Solid shapes --- cube --- tetrahedron --- octahedron --- icosahedron --- dodecahedron --- other shapes --- Euler's formula --- glossary --- for teachers

- Description of a dodecahedron
- Model of a dodecahedron
- Net of a dodecahedron
- Dodecahedral crystal
- Roman dodecahedron
- Moving dodecahedron
- Other regular solids?

A dodecahedron's faces are pentagons (5 sides). There are 12 faces, and 3 faces meeting at each vertex (corner).

## Model of a dodecahedronUnfortunately, my magnetic kit didn't have enough connectors to make a dodecahedron, so here is a child's ball instead. I think it needs washing! There is also a see-through picture of a dodecahedron for counting vertices (corners) and edges. See Euler's formula for what to do with these numbers. |

## Net of a dodecahedron There are 43380 distinct nets for the dodecahedron.
Here is one of them. Print it out, stick it on thin card, score along the lines and fold them, form the shape, then stick it together with I'm afraid that the tabs are not very neat on this diagram as they were free-drawn by mouse, which I find tricky. Still, it doesn't matter as they end up inside your finished shape. |

## Dodecahedral crystalsDodecahedra happen in crystals as well as cubes and octahedra. This is another natural pyrite crystal. It is not actually a regular dodecahedron, although it has 12 faces, each with 5 sides, but it is quite close. |

## Roman dodecahedronObjects like this have been found on Roman sites in Britain, France and Germany.
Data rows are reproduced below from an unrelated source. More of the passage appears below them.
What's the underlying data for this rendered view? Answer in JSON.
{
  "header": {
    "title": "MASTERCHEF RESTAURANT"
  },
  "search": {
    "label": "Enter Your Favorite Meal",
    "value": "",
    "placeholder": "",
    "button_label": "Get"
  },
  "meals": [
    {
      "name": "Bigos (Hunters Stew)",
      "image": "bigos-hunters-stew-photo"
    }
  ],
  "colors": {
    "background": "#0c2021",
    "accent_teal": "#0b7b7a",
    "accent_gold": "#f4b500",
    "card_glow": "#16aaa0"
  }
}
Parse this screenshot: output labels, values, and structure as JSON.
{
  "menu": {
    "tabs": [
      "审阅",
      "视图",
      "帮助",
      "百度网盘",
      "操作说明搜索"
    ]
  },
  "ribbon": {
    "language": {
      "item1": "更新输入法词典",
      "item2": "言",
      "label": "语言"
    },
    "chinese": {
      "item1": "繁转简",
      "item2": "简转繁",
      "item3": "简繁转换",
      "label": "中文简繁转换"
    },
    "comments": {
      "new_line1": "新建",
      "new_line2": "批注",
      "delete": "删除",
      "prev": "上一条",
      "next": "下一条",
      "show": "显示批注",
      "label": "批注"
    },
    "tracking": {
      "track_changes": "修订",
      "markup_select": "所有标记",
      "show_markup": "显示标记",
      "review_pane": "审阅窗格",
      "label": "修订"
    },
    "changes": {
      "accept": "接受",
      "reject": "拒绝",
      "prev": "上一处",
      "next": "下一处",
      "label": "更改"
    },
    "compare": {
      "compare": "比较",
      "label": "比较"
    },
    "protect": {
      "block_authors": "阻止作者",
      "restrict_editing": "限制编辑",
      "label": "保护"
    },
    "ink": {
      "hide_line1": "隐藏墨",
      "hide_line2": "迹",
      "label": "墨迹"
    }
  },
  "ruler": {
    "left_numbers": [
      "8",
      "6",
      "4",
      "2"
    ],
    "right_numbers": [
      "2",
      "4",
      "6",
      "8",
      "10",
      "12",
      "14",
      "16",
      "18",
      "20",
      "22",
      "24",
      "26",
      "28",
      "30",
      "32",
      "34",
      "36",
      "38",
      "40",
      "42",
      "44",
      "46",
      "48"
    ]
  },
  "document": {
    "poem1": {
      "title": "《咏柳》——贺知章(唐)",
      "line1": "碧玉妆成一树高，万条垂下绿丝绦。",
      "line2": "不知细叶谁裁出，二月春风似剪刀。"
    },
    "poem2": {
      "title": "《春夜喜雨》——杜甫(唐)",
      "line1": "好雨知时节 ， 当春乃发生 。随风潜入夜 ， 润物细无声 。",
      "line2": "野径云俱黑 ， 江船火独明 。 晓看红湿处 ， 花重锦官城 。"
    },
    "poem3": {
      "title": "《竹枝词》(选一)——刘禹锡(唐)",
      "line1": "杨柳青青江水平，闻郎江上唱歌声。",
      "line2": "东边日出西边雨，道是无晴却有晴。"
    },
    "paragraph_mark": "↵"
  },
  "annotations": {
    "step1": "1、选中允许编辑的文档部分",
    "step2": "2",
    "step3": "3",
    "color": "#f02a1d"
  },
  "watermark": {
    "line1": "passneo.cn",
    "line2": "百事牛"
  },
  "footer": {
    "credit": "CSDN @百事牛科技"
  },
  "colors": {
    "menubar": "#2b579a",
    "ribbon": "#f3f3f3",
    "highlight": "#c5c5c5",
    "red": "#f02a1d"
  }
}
No-one knows what they are used for! |

## Moving dodecahedronClick on |

A dodecahedron is the only regular polygon which uses pentagons, as it is impossible to fit more than 3 pentagons round a vertex. There are no polyhedrons which use only hexagons, as three hexagons at a vertex would make a flat surface. However, a buckyball uses both hexagons and pentagons.

© Jo Edkins 2007 - Return to Solids index